→ WHAT YOU NEED TO DO: Among the lines of the records, please find those that contain the word "enrol" and copy them.

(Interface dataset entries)
·····

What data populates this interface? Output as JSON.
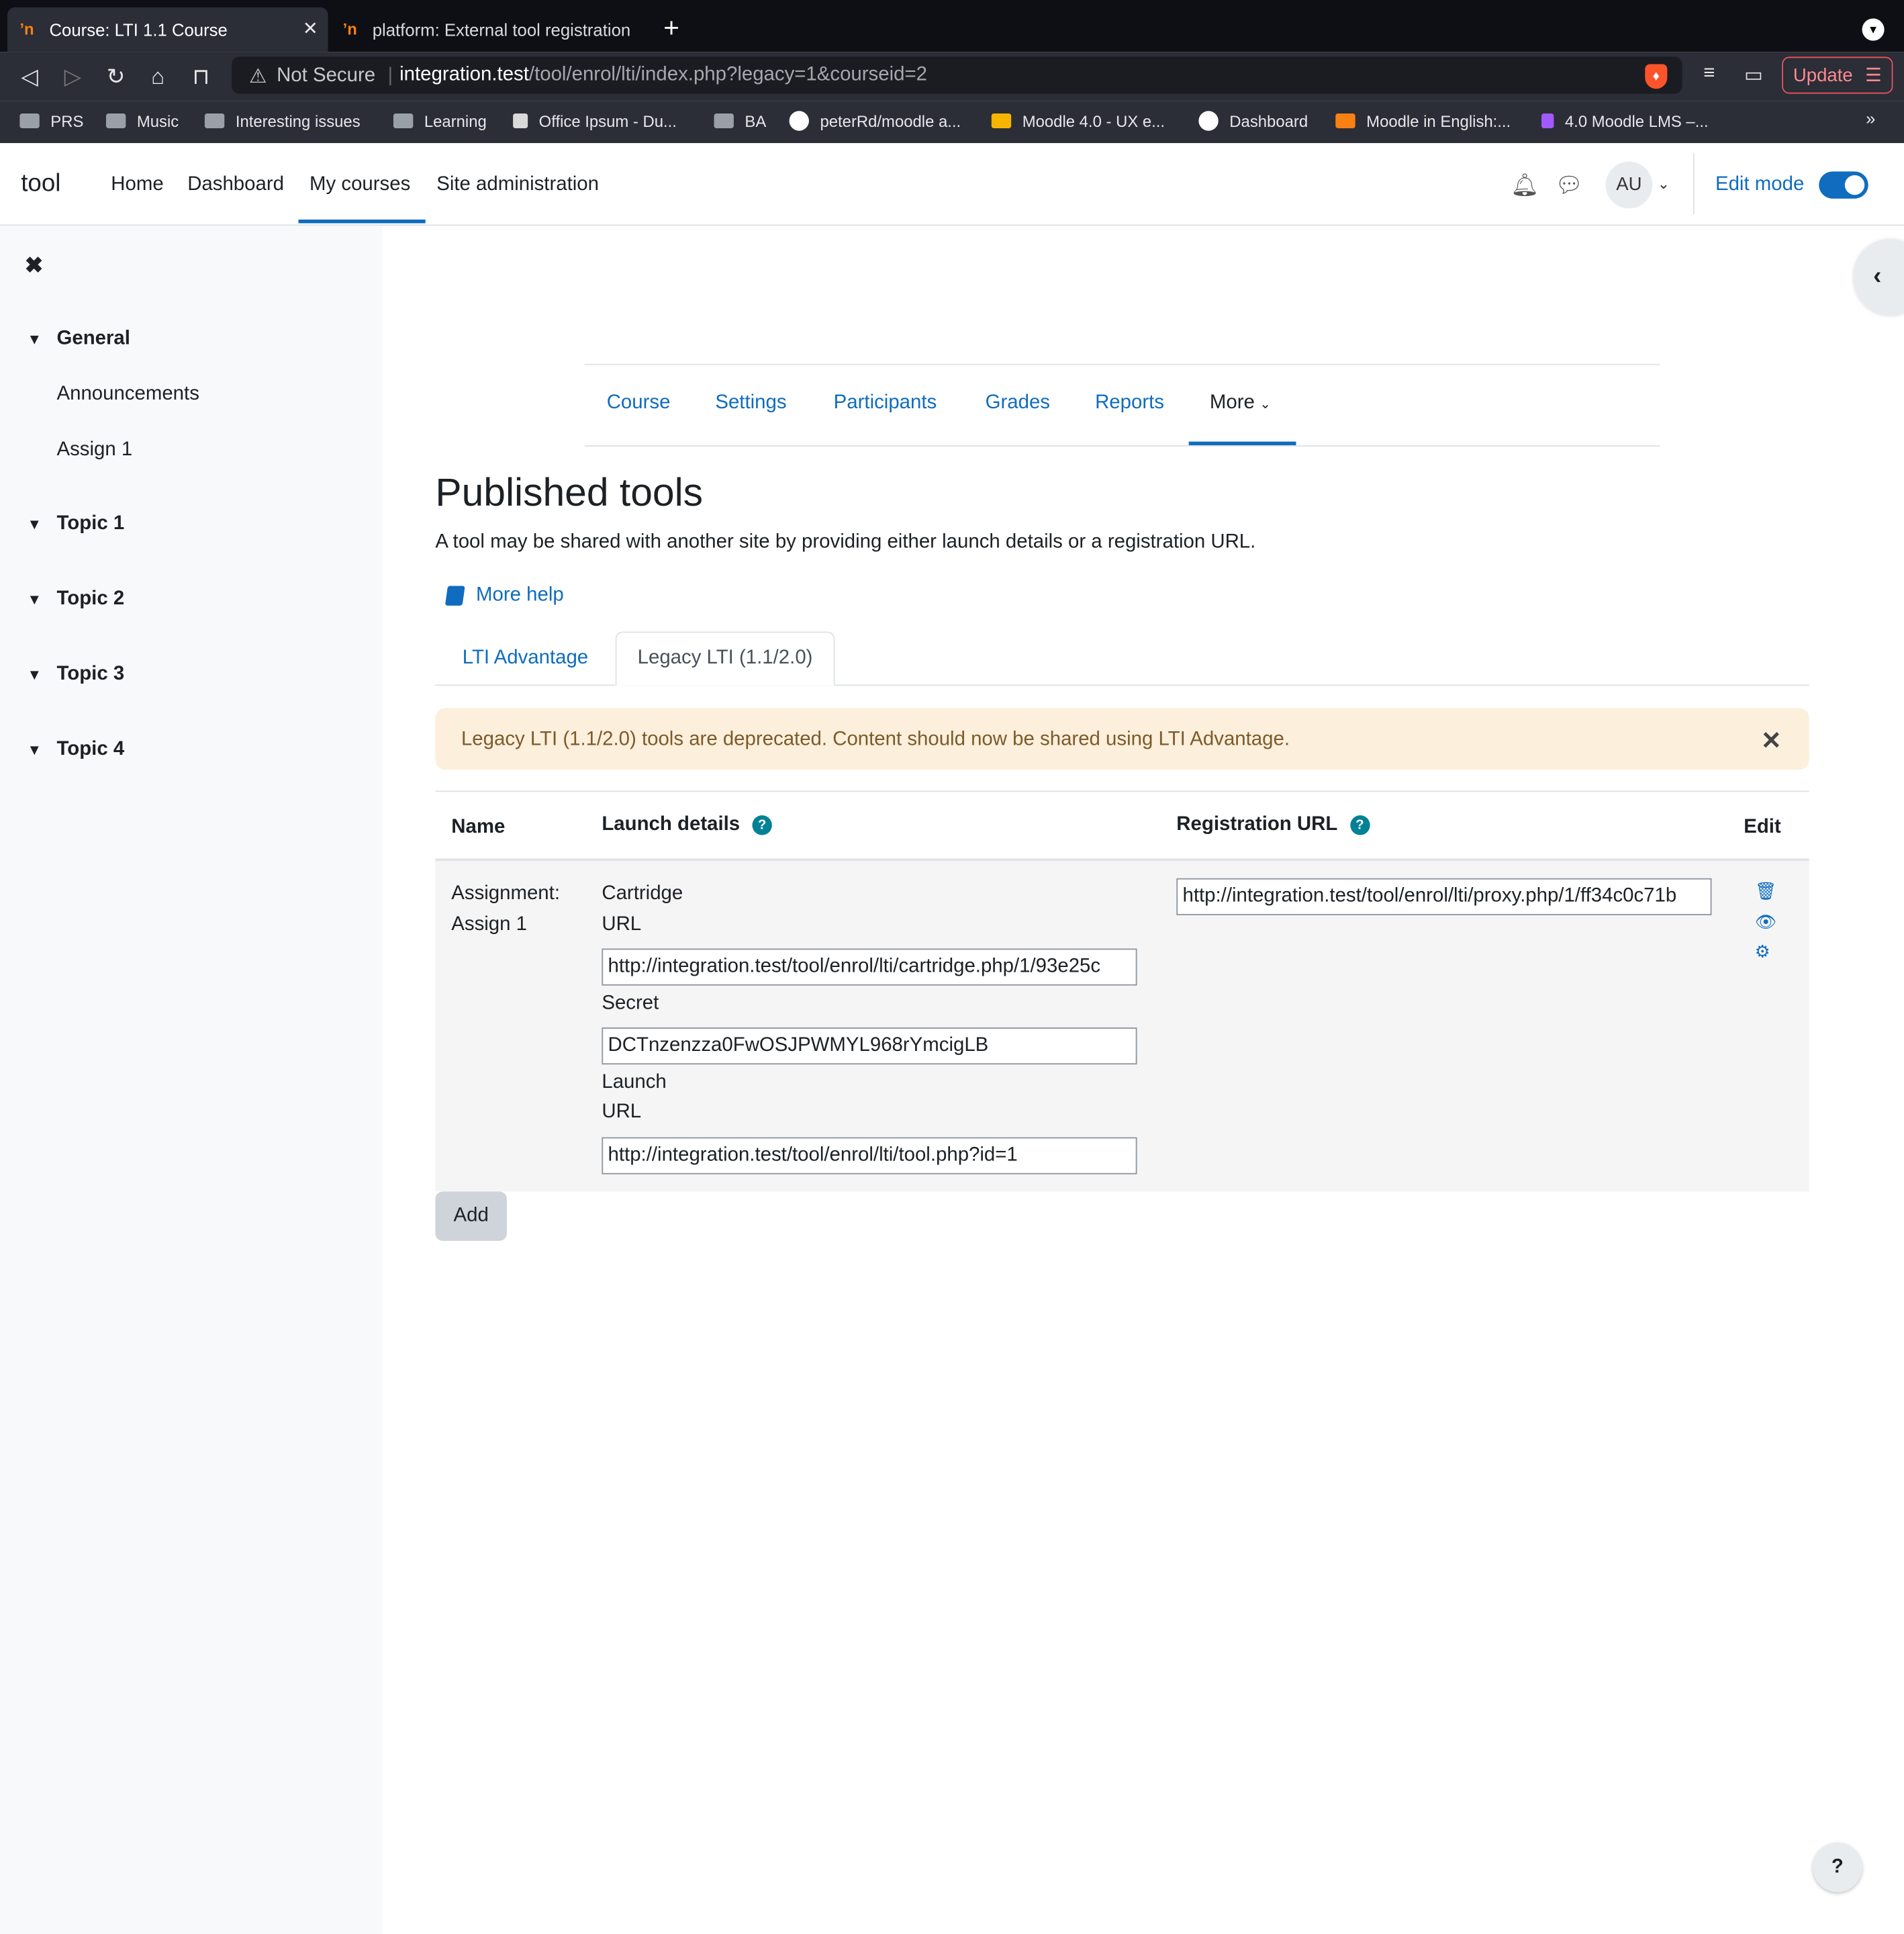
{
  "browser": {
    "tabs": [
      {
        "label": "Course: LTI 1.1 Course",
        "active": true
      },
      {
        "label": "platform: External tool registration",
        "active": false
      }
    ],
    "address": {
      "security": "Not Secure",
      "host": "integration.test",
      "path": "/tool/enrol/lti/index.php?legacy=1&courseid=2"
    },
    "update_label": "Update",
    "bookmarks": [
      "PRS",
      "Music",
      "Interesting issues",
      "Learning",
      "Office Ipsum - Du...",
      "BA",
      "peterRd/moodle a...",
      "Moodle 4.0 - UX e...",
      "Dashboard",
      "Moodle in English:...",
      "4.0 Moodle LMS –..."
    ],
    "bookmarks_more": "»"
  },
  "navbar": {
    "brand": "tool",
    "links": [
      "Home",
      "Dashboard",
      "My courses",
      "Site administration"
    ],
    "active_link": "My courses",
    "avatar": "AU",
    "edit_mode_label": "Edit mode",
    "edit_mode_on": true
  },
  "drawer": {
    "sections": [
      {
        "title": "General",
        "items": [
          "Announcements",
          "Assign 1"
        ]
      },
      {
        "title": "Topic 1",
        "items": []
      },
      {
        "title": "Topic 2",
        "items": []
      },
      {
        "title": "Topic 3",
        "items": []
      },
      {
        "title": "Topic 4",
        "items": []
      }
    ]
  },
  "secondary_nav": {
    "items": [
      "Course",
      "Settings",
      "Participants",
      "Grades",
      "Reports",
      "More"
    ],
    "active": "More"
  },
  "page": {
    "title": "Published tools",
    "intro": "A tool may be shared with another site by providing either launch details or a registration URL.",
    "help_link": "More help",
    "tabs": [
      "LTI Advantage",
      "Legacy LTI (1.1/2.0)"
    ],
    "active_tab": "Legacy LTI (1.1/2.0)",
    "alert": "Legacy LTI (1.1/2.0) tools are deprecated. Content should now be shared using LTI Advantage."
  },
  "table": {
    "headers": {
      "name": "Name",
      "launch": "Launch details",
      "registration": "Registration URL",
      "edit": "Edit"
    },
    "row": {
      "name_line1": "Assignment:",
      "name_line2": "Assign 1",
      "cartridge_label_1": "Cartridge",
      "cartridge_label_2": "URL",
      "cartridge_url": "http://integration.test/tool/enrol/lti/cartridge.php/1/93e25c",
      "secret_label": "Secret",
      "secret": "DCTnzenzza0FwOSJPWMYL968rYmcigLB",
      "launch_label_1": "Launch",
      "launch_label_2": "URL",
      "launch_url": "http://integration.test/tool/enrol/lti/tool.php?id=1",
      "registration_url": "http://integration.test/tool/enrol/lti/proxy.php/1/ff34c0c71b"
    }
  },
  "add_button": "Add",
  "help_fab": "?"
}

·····

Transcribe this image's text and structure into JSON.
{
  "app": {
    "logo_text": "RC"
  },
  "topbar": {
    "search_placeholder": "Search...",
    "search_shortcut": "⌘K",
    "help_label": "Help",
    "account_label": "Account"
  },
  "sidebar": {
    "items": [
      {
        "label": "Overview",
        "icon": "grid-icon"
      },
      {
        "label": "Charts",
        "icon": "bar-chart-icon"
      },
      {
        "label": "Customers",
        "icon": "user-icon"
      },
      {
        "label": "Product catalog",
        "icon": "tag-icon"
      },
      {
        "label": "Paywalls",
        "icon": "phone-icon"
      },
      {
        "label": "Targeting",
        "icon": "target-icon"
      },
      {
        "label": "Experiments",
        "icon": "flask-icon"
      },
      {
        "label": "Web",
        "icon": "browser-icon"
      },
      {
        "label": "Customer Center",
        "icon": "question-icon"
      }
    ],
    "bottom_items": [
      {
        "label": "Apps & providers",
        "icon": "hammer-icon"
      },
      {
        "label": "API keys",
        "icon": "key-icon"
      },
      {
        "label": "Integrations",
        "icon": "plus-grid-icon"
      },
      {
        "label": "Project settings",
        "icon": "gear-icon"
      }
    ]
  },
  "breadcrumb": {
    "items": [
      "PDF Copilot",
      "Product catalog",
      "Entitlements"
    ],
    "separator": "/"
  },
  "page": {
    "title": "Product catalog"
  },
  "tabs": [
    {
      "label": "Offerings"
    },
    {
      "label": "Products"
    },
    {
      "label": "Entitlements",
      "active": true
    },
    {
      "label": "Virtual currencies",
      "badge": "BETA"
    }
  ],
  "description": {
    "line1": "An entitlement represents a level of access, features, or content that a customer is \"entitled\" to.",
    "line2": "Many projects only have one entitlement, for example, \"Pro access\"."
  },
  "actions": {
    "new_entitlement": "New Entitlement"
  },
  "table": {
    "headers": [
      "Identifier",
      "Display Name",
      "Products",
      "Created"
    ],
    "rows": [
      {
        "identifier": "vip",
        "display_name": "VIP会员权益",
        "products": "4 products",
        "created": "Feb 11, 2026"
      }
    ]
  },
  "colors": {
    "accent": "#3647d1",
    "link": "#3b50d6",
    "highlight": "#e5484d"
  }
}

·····

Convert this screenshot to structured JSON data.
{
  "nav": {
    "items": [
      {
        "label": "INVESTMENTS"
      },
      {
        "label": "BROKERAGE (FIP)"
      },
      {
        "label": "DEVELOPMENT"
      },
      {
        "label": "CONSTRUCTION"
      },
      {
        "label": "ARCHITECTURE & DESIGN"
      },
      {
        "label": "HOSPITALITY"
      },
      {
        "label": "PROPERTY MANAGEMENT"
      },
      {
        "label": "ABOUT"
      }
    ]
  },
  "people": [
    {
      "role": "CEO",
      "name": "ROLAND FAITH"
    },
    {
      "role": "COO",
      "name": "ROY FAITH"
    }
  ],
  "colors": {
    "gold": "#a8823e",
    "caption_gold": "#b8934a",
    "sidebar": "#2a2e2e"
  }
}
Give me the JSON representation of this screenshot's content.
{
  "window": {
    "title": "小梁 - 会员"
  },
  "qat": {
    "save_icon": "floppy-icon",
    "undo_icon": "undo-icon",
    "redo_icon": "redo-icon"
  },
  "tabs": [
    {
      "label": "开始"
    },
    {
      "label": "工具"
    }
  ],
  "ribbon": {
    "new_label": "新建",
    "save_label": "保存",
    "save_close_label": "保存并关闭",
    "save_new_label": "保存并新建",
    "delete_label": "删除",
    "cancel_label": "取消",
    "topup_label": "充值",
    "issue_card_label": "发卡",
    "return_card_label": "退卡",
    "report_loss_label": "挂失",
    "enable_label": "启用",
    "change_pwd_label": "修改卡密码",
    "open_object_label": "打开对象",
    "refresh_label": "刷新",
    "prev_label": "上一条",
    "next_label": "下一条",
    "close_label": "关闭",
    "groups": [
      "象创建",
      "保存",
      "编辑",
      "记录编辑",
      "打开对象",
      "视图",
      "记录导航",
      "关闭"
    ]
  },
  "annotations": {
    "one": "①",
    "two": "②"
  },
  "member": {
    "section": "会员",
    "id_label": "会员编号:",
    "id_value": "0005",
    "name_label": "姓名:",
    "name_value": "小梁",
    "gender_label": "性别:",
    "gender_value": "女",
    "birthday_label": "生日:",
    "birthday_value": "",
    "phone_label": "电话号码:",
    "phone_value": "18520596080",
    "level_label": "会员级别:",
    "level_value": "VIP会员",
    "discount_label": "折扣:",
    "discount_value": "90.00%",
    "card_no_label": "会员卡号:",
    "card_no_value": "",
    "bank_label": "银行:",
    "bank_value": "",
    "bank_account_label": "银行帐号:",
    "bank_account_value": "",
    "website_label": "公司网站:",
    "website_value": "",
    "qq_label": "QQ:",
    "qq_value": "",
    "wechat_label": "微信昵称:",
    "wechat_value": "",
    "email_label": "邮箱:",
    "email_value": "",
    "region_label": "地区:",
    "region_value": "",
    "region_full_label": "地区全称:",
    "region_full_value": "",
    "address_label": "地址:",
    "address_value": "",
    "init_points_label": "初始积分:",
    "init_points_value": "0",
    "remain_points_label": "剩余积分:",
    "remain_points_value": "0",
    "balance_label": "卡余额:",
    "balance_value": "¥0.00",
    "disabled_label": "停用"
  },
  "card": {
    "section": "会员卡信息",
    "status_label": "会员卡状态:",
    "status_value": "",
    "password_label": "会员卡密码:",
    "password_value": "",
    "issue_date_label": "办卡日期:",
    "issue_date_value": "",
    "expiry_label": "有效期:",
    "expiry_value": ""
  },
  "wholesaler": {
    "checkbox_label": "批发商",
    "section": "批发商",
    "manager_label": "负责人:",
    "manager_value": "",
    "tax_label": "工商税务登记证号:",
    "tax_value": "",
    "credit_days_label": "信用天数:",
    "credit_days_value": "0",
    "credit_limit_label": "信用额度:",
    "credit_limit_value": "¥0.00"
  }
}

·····

→ RESPONSE TO THIS EXERCISE:
      "path": "/tool/enrol/lti/index.php?legacy=1&courseid=2"
      "cartridge_url": "http://integration.test/tool/enrol/lti/cartridge.php/1/93e25c",
      "launch_url": "http://integration.test/tool/enrol/lti/tool.php?id=1",
      "registration_url": "http://integration.test/tool/enrol/lti/proxy.php/1/ff34c0c71b"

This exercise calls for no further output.